> _Exercise aim_
Although the records contain pictures, only their text should be set down, exactly as written.

> _Dataset entries_

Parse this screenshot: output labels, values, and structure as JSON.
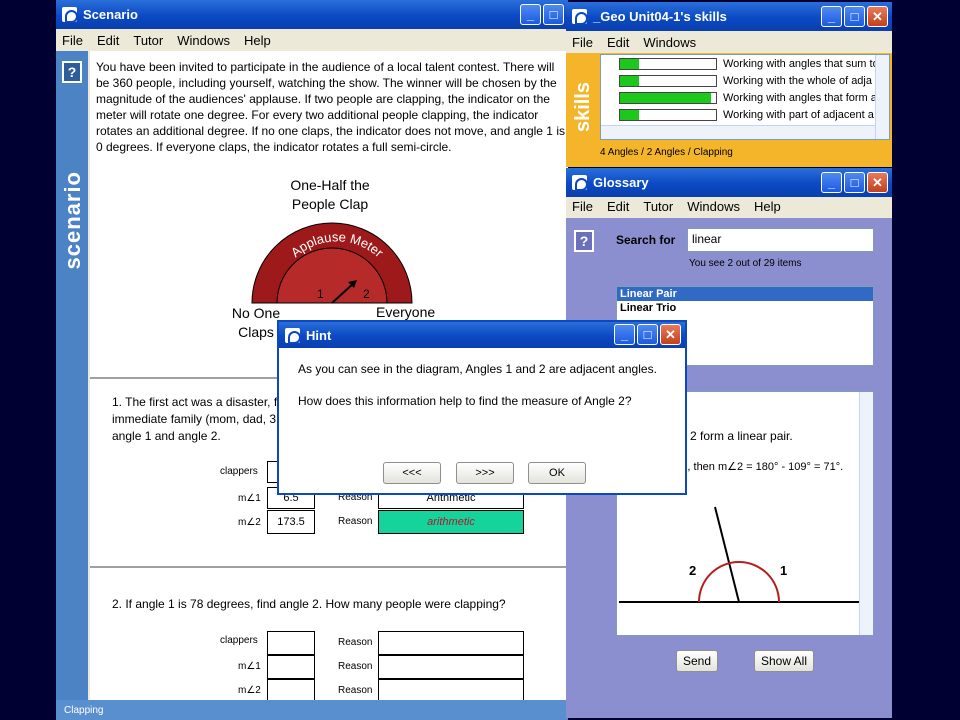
{
  "scenario": {
    "title": "Scenario",
    "menu": [
      "File",
      "Edit",
      "Tutor",
      "Windows",
      "Help"
    ],
    "side_label": "scenario",
    "help_glyph": "?",
    "intro": "You have been invited to participate in the audience of a local talent contest. There will be 360 people, including yourself, watching the show. The winner will be chosen by the magnitude of the audiences' applause. If two people are clapping, the indicator on the meter will rotate one degree. For every two additional people clapping, the indicator rotates an additional degree. If no one claps, the indicator does not move, and angle 1 is 0 degrees. If everyone claps, the indicator rotates a full semi-circle.",
    "meter": {
      "top_label_1": "One-Half the",
      "top_label_2": "People Clap",
      "arc_text": "Applause Meter",
      "left_label_1": "No One",
      "left_label_2": "Claps",
      "right_label": "Everyone",
      "angle1": "1",
      "angle2": "2"
    },
    "q1": {
      "text_1": "1. The first act was a disaster, f",
      "text_2": "immediate family (mom, dad, 3",
      "text_3": "angle 1 and angle 2.",
      "clappers_label": "clappers",
      "m1_label": "m∠1",
      "m2_label": "m∠2",
      "m1_value": "6.5",
      "m2_value": "173.5",
      "reason_label": "Reason",
      "reason1": "Arithmetic",
      "reason2": "arithmetic"
    },
    "q2": {
      "text": "2. If angle 1 is 78 degrees, find angle 2. How many people were clapping?",
      "clappers_label": "clappers",
      "m1_label": "m∠1",
      "m2_label": "m∠2",
      "reason_label": "Reason"
    },
    "status": "Clapping"
  },
  "skills": {
    "title": "_Geo Unit04-1's skills",
    "menu": [
      "File",
      "Edit",
      "Windows"
    ],
    "side_label": "skills",
    "items": [
      {
        "label": "Working with angles that sum to",
        "progress": 0.2
      },
      {
        "label": "Working with the whole of adja",
        "progress": 0.2
      },
      {
        "label": "Working with angles that form a",
        "progress": 0.95
      },
      {
        "label": "Working with part of adjacent a",
        "progress": 0.2
      }
    ],
    "status": "4 Angles / 2 Angles / Clapping"
  },
  "glossary": {
    "title": "Glossary",
    "menu": [
      "File",
      "Edit",
      "Tutor",
      "Windows",
      "Help"
    ],
    "help_glyph": "?",
    "search_label": "Search for",
    "search_value": "linear",
    "count_text": "You see 2 out of 29 items",
    "results": [
      "Linear Pair",
      "Linear Trio"
    ],
    "def_text": "2 form a linear pair.",
    "example_text": "°, then m∠2 = 180° - 109° = 71°.",
    "angle1": "1",
    "angle2": "2",
    "send_label": "Send",
    "show_all_label": "Show All"
  },
  "hint": {
    "title": "Hint",
    "line1": "As you can see in the diagram, Angles 1 and 2 are adjacent angles.",
    "line2": "How does this information help to find the measure of Angle 2?",
    "prev_label": "<<<",
    "next_label": ">>>",
    "ok_label": "OK"
  },
  "colors": {
    "title_blue": "#0b49c4",
    "skills_bg": "#f5b52a",
    "meter_red": "#9e1a1a",
    "correct_green": "#14d49c",
    "progress_green": "#1bc81b",
    "selection_blue": "#316ac5"
  }
}
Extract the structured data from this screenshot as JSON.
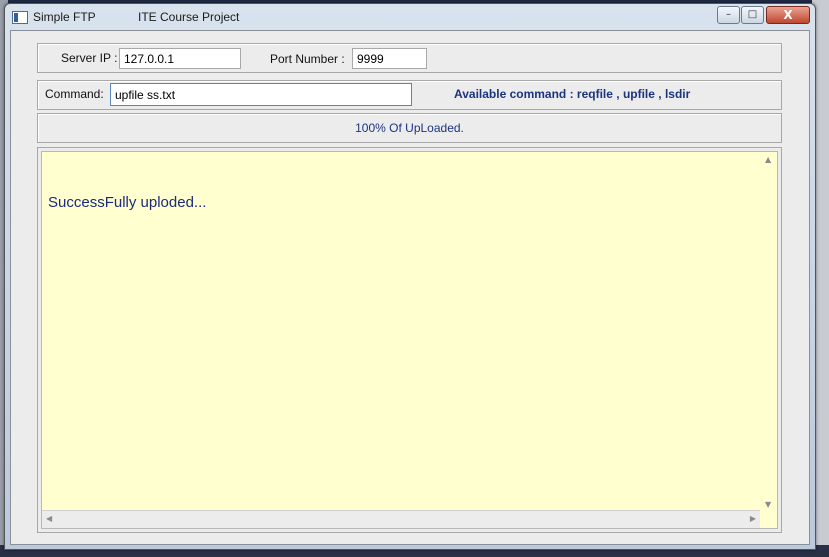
{
  "window": {
    "app_name": "Simple FTP",
    "subtitle": "ITE Course Project",
    "buttons": {
      "minimize": "–",
      "maximize": "□",
      "close": "X"
    }
  },
  "server": {
    "ip_label": "Server IP :",
    "ip_value": "127.0.0.1",
    "port_label": "Port Number :",
    "port_value": "9999"
  },
  "command": {
    "label": "Command:",
    "value": "upfile ss.txt",
    "available": "Available command :   reqfile  ,  upfile  ,  lsdir"
  },
  "status": {
    "text": "100%  Of    UpLoaded."
  },
  "output": {
    "text": "SuccessFully uploded..."
  },
  "icons": {
    "app": "ftp-app-icon",
    "scroll_up": "▲",
    "scroll_down": "▼",
    "scroll_left": "◀",
    "scroll_right": "▶"
  }
}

> _Answer to this exercise_
Parse this screenshot: output labels, values, and structure as JSON.
{
  "scenario": {
    "title": "Scenario",
    "menu": [
      "File",
      "Edit",
      "Tutor",
      "Windows",
      "Help"
    ],
    "side_label": "scenario",
    "help_glyph": "?",
    "intro": "You have been invited to participate in the audience of a local talent contest. There will be 360 people, including yourself, watching the show. The winner will be chosen by the magnitude of the audiences' applause. If two people are clapping, the indicator on the meter will rotate one degree. For every two additional people clapping, the indicator rotates an additional degree. If no one claps, the indicator does not move, and angle 1 is 0 degrees. If everyone claps, the indicator rotates a full semi-circle.",
    "meter": {
      "top_label_1": "One-Half the",
      "top_label_2": "People Clap",
      "arc_text": "Applause Meter",
      "left_label_1": "No One",
      "left_label_2": "Claps",
      "right_label": "Everyone",
      "angle1": "1",
      "angle2": "2"
    },
    "q1": {
      "text_1": "1. The first act was a disaster, f",
      "text_2": "immediate family (mom, dad, 3",
      "text_3": "angle 1 and angle 2.",
      "clappers_label": "clappers",
      "m1_label": "m∠1",
      "m2_label": "m∠2",
      "m1_value": "6.5",
      "m2_value": "173.5",
      "reason_label": "Reason",
      "reason1": "Arithmetic",
      "reason2": "arithmetic"
    },
    "q2": {
      "text": "2. If angle 1 is 78 degrees, find angle 2. How many people were clapping?",
      "clappers_label": "clappers",
      "m1_label": "m∠1",
      "m2_label": "m∠2",
      "reason_label": "Reason"
    },
    "status": "Clapping"
  },
  "skills": {
    "title": "_Geo Unit04-1's skills",
    "menu": [
      "File",
      "Edit",
      "Windows"
    ],
    "side_label": "skills",
    "items": [
      {
        "label": "Working with angles that sum to",
        "progress": 0.2
      },
      {
        "label": "Working with the whole of adja",
        "progress": 0.2
      },
      {
        "label": "Working with angles that form a",
        "progress": 0.95
      },
      {
        "label": "Working with part of adjacent a",
        "progress": 0.2
      }
    ],
    "status": "4 Angles / 2 Angles / Clapping"
  },
  "glossary": {
    "title": "Glossary",
    "menu": [
      "File",
      "Edit",
      "Tutor",
      "Windows",
      "Help"
    ],
    "help_glyph": "?",
    "search_label": "Search for",
    "search_value": "linear",
    "count_text": "You see 2 out of 29 items",
    "results": [
      "Linear Pair",
      "Linear Trio"
    ],
    "def_text": "2 form a linear pair.",
    "example_text": "°, then m∠2 = 180° - 109° = 71°.",
    "angle1": "1",
    "angle2": "2",
    "send_label": "Send",
    "show_all_label": "Show All"
  },
  "hint": {
    "title": "Hint",
    "line1": "As you can see in the diagram, Angles 1 and 2 are adjacent angles.",
    "line2": "How does this information help to find the measure of Angle 2?",
    "prev_label": "<<<",
    "next_label": ">>>",
    "ok_label": "OK"
  },
  "colors": {
    "title_blue": "#0b49c4",
    "skills_bg": "#f5b52a",
    "meter_red": "#9e1a1a",
    "correct_green": "#14d49c",
    "progress_green": "#1bc81b",
    "selection_blue": "#316ac5"
  }
}
Extract the structured data from this screenshot as JSON.
{
  "window": {
    "app_name": "Simple FTP",
    "subtitle": "ITE Course Project",
    "buttons": {
      "minimize": "–",
      "maximize": "□",
      "close": "X"
    }
  },
  "server": {
    "ip_label": "Server IP :",
    "ip_value": "127.0.0.1",
    "port_label": "Port Number :",
    "port_value": "9999"
  },
  "command": {
    "label": "Command:",
    "value": "upfile ss.txt",
    "available": "Available command :   reqfile  ,  upfile  ,  lsdir"
  },
  "status": {
    "text": "100%  Of    UpLoaded."
  },
  "output": {
    "text": "SuccessFully uploded..."
  },
  "icons": {
    "app": "ftp-app-icon",
    "scroll_up": "▲",
    "scroll_down": "▼",
    "scroll_left": "◀",
    "scroll_right": "▶"
  }
}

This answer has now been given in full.